What is taking enough responsibility and what is too much? If you're talking about educational systems that aim for total responsibility of children (age 6-12 e.g.) I agree that it would be too much. I don't think that you can expect these children to take responsibility for their own learning career. Simply because there is no way they can know what knowledge there is to learn. And I strongly believe every child needs a basic set of knowledge to grasp the world and build upon in the rest of their lives. However, if you're talking of students (age 18+) I think the Dutch educational system is lacking in preparing students for taking responsibility. Government tried, by introducing a system that stimulated self-studying in secondary education. The result: students seem to be more scholastic than ever. They talk about going to school in stead of going to university or college (this always has been a big difference in the Dutch language), their behaviour is aimed at getting a diploma and not at learning.

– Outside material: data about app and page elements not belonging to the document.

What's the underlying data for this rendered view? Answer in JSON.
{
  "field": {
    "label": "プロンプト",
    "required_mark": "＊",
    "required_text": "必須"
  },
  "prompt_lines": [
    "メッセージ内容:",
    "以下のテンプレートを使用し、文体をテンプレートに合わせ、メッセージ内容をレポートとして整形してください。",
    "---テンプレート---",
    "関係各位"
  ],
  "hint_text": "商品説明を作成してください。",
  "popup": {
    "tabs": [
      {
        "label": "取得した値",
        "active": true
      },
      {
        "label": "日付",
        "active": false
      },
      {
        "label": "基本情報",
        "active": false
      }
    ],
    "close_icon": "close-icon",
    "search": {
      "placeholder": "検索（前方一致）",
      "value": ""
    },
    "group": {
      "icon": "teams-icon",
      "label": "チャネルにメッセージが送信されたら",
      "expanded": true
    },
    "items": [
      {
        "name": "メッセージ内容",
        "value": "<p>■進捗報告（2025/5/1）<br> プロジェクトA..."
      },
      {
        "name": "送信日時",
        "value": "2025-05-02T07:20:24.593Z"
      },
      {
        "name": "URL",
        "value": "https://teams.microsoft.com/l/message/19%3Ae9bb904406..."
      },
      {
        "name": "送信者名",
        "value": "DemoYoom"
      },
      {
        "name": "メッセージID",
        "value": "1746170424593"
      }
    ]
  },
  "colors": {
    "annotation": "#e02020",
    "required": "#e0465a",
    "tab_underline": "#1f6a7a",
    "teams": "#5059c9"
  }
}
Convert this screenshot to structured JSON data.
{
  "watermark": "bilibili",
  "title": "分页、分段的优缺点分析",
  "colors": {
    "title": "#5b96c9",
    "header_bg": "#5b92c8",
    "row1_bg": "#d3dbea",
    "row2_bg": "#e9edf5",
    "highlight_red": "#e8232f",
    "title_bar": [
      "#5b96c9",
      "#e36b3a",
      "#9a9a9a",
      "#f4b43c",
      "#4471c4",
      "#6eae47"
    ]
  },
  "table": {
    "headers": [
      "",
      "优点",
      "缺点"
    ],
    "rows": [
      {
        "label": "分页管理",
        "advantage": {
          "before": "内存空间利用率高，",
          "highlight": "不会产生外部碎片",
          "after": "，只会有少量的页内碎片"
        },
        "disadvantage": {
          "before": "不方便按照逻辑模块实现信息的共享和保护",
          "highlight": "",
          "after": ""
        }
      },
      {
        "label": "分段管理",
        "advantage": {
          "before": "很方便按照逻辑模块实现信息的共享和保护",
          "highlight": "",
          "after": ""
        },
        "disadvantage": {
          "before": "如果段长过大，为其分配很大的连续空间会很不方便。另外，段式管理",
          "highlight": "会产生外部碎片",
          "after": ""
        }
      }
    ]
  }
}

I'm not sure whether it really is a problem of the system or the behaviour of the people that teach within the system. Maybe the teachers expect the students to be consumers and therefore accept it when they are. Maybe students know that they're expected to be consumers and therefore are consuming their education. Obviously changing the system didn't turn out to be THE solution. So maybe we should start teaching the teachers differently. But where do you start?
Dave Pollard: Convergence Bridge
Just take a look at what Dave Pollard is going to do with his blog postings. I can understand the changes in graphical representations, but I'm not convinced the linguistic changes he's going to make will "allow a higher level of intellectual discourse on these pages", as he puts it himself. Makes me curious!
[2-4-2005] Phew, April fools day!